▶ [EXERCISE BRIEF] Could the entries below be reproduced exactly, with the images removed?

▶ [INPUT]
# # # # # # #

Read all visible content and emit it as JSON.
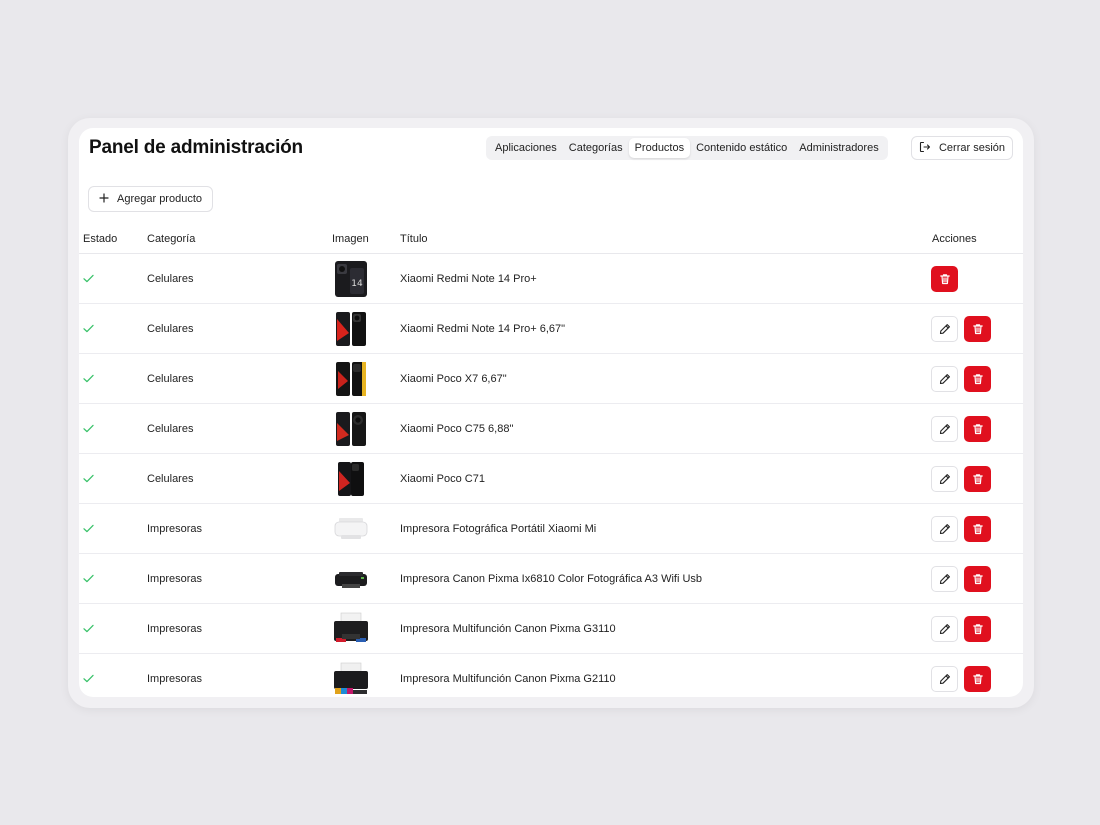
{
  "header": {
    "title": "Panel de administración",
    "tabs": [
      {
        "label": "Aplicaciones",
        "active": false
      },
      {
        "label": "Categorías",
        "active": false
      },
      {
        "label": "Productos",
        "active": true
      },
      {
        "label": "Contenido estático",
        "active": false
      },
      {
        "label": "Administradores",
        "active": false
      }
    ],
    "logout_label": "Cerrar sesión",
    "logout_icon": "logout-icon"
  },
  "toolbar": {
    "add_label": "Agregar producto",
    "add_icon": "plus-icon"
  },
  "table": {
    "columns": {
      "estado": "Estado",
      "categoria": "Categoría",
      "imagen": "Imagen",
      "titulo": "Título",
      "acciones": "Acciones"
    },
    "rows": [
      {
        "estado": "check-icon",
        "categoria": "Celulares",
        "imagen": "phone-image",
        "titulo": "Xiaomi Redmi Note 14 Pro+",
        "actions": [
          "delete"
        ]
      },
      {
        "estado": "check-icon",
        "categoria": "Celulares",
        "imagen": "phone-image",
        "titulo": "Xiaomi Redmi Note 14 Pro+ 6,67\"",
        "actions": [
          "edit",
          "delete"
        ]
      },
      {
        "estado": "check-icon",
        "categoria": "Celulares",
        "imagen": "phone-image",
        "titulo": "Xiaomi Poco X7 6,67\"",
        "actions": [
          "edit",
          "delete"
        ]
      },
      {
        "estado": "check-icon",
        "categoria": "Celulares",
        "imagen": "phone-image",
        "titulo": "Xiaomi Poco C75 6,88\"",
        "actions": [
          "edit",
          "delete"
        ]
      },
      {
        "estado": "check-icon",
        "categoria": "Celulares",
        "imagen": "phone-image",
        "titulo": "Xiaomi Poco C71",
        "actions": [
          "edit",
          "delete"
        ]
      },
      {
        "estado": "check-icon",
        "categoria": "Impresoras",
        "imagen": "printer-image",
        "titulo": "Impresora Fotográfica Portátil Xiaomi Mi",
        "actions": [
          "edit",
          "delete"
        ]
      },
      {
        "estado": "check-icon",
        "categoria": "Impresoras",
        "imagen": "printer-image",
        "titulo": "Impresora Canon Pixma Ix6810 Color Fotográfica A3 Wifi Usb",
        "actions": [
          "edit",
          "delete"
        ]
      },
      {
        "estado": "check-icon",
        "categoria": "Impresoras",
        "imagen": "printer-image",
        "titulo": "Impresora Multifunción Canon Pixma G3110",
        "actions": [
          "edit",
          "delete"
        ]
      },
      {
        "estado": "check-icon",
        "categoria": "Impresoras",
        "imagen": "printer-image",
        "titulo": "Impresora Multifunción Canon Pixma G2110",
        "actions": [
          "edit",
          "delete"
        ]
      }
    ]
  },
  "colors": {
    "background": "#e9e8ec",
    "panel": "#ffffff",
    "delete": "#e0101e",
    "check": "#3ac26a"
  }
}
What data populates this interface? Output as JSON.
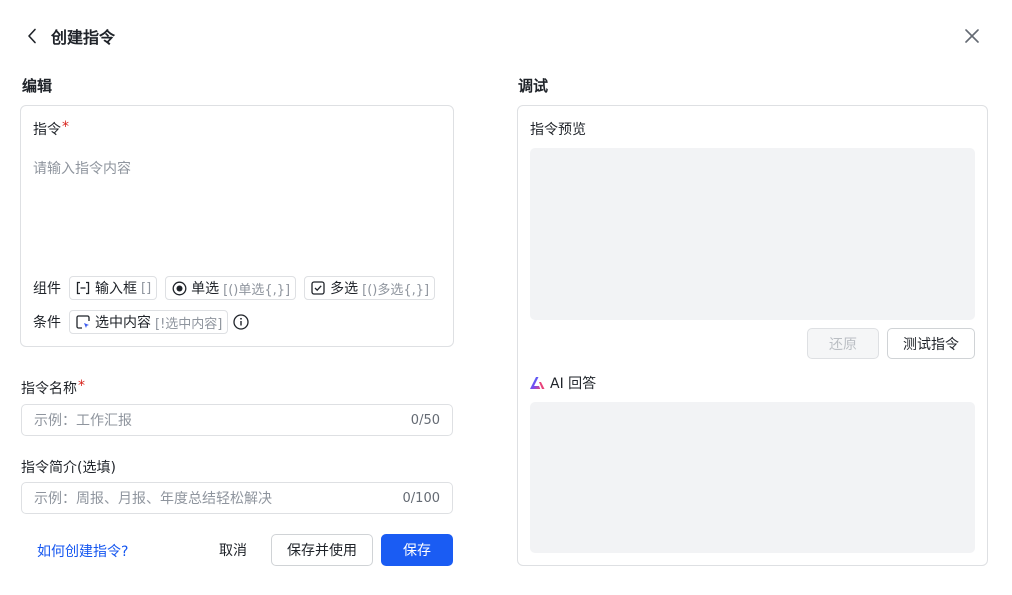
{
  "header": {
    "title": "创建指令",
    "back_icon": "chevron-left-icon",
    "close_icon": "close-icon"
  },
  "edit": {
    "section_title": "编辑",
    "instruction_label": "指令",
    "required_mark": "*",
    "instruction_placeholder": "请输入指令内容",
    "components_label": "组件",
    "components": [
      {
        "icon": "input-box-icon",
        "label": "输入框",
        "hint": "[]"
      },
      {
        "icon": "radio-icon",
        "label": "单选",
        "hint": "[()单选{,}]"
      },
      {
        "icon": "checkbox-icon",
        "label": "多选",
        "hint": "[()多选{,}]"
      }
    ],
    "conditions_label": "条件",
    "conditions": [
      {
        "icon": "selection-cursor-icon",
        "label": "选中内容",
        "hint": "[!选中内容]"
      }
    ],
    "info_icon": "info-icon",
    "name_label": "指令名称",
    "name_placeholder": "示例：工作汇报",
    "name_counter": "0/50",
    "desc_label": "指令简介(选填)",
    "desc_placeholder": "示例：周报、月报、年度总结轻松解决",
    "desc_counter": "0/100"
  },
  "footer": {
    "help_link": "如何创建指令?",
    "cancel_label": "取消",
    "save_use_label": "保存并使用",
    "save_label": "保存"
  },
  "debug": {
    "section_title": "调试",
    "preview_label": "指令预览",
    "restore_label": "还原",
    "test_label": "测试指令",
    "ai_label": "AI 回答",
    "ai_icon": "ai-logo-icon"
  },
  "colors": {
    "primary": "#1a5cf3",
    "required": "#d7231b",
    "link": "#1456f0",
    "placeholder": "#8f959e",
    "area": "#f2f3f5"
  }
}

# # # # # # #

▶ [EXERCISE SOLUTION]
Read all visible content and emit it as JSON.
{
  "header": {
    "title": "Panel de administración",
    "tabs": [
      {
        "label": "Aplicaciones",
        "active": false
      },
      {
        "label": "Categorías",
        "active": false
      },
      {
        "label": "Productos",
        "active": true
      },
      {
        "label": "Contenido estático",
        "active": false
      },
      {
        "label": "Administradores",
        "active": false
      }
    ],
    "logout_label": "Cerrar sesión",
    "logout_icon": "logout-icon"
  },
  "toolbar": {
    "add_label": "Agregar producto",
    "add_icon": "plus-icon"
  },
  "table": {
    "columns": {
      "estado": "Estado",
      "categoria": "Categoría",
      "imagen": "Imagen",
      "titulo": "Título",
      "acciones": "Acciones"
    },
    "rows": [
      {
        "estado": "check-icon",
        "categoria": "Celulares",
        "imagen": "phone-image",
        "titulo": "Xiaomi Redmi Note 14 Pro+",
        "actions": [
          "delete"
        ]
      },
      {
        "estado": "check-icon",
        "categoria": "Celulares",
        "imagen": "phone-image",
        "titulo": "Xiaomi Redmi Note 14 Pro+ 6,67\"",
        "actions": [
          "edit",
          "delete"
        ]
      },
      {
        "estado": "check-icon",
        "categoria": "Celulares",
        "imagen": "phone-image",
        "titulo": "Xiaomi Poco X7 6,67\"",
        "actions": [
          "edit",
          "delete"
        ]
      },
      {
        "estado": "check-icon",
        "categoria": "Celulares",
        "imagen": "phone-image",
        "titulo": "Xiaomi Poco C75 6,88\"",
        "actions": [
          "edit",
          "delete"
        ]
      },
      {
        "estado": "check-icon",
        "categoria": "Celulares",
        "imagen": "phone-image",
        "titulo": "Xiaomi Poco C71",
        "actions": [
          "edit",
          "delete"
        ]
      },
      {
        "estado": "check-icon",
        "categoria": "Impresoras",
        "imagen": "printer-image",
        "titulo": "Impresora Fotográfica Portátil Xiaomi Mi",
        "actions": [
          "edit",
          "delete"
        ]
      },
      {
        "estado": "check-icon",
        "categoria": "Impresoras",
        "imagen": "printer-image",
        "titulo": "Impresora Canon Pixma Ix6810 Color Fotográfica A3 Wifi Usb",
        "actions": [
          "edit",
          "delete"
        ]
      },
      {
        "estado": "check-icon",
        "categoria": "Impresoras",
        "imagen": "printer-image",
        "titulo": "Impresora Multifunción Canon Pixma G3110",
        "actions": [
          "edit",
          "delete"
        ]
      },
      {
        "estado": "check-icon",
        "categoria": "Impresoras",
        "imagen": "printer-image",
        "titulo": "Impresora Multifunción Canon Pixma G2110",
        "actions": [
          "edit",
          "delete"
        ]
      }
    ]
  },
  "colors": {
    "background": "#e9e8ec",
    "panel": "#ffffff",
    "delete": "#e0101e",
    "check": "#3ac26a"
  }
}
What data populates this interface? Output as JSON.
{
  "header": {
    "title": "创建指令",
    "back_icon": "chevron-left-icon",
    "close_icon": "close-icon"
  },
  "edit": {
    "section_title": "编辑",
    "instruction_label": "指令",
    "required_mark": "*",
    "instruction_placeholder": "请输入指令内容",
    "components_label": "组件",
    "components": [
      {
        "icon": "input-box-icon",
        "label": "输入框",
        "hint": "[]"
      },
      {
        "icon": "radio-icon",
        "label": "单选",
        "hint": "[()单选{,}]"
      },
      {
        "icon": "checkbox-icon",
        "label": "多选",
        "hint": "[()多选{,}]"
      }
    ],
    "conditions_label": "条件",
    "conditions": [
      {
        "icon": "selection-cursor-icon",
        "label": "选中内容",
        "hint": "[!选中内容]"
      }
    ],
    "info_icon": "info-icon",
    "name_label": "指令名称",
    "name_placeholder": "示例：工作汇报",
    "name_counter": "0/50",
    "desc_label": "指令简介(选填)",
    "desc_placeholder": "示例：周报、月报、年度总结轻松解决",
    "desc_counter": "0/100"
  },
  "footer": {
    "help_link": "如何创建指令?",
    "cancel_label": "取消",
    "save_use_label": "保存并使用",
    "save_label": "保存"
  },
  "debug": {
    "section_title": "调试",
    "preview_label": "指令预览",
    "restore_label": "还原",
    "test_label": "测试指令",
    "ai_label": "AI 回答",
    "ai_icon": "ai-logo-icon"
  },
  "colors": {
    "primary": "#1a5cf3",
    "required": "#d7231b",
    "link": "#1456f0",
    "placeholder": "#8f959e",
    "area": "#f2f3f5"
  }
}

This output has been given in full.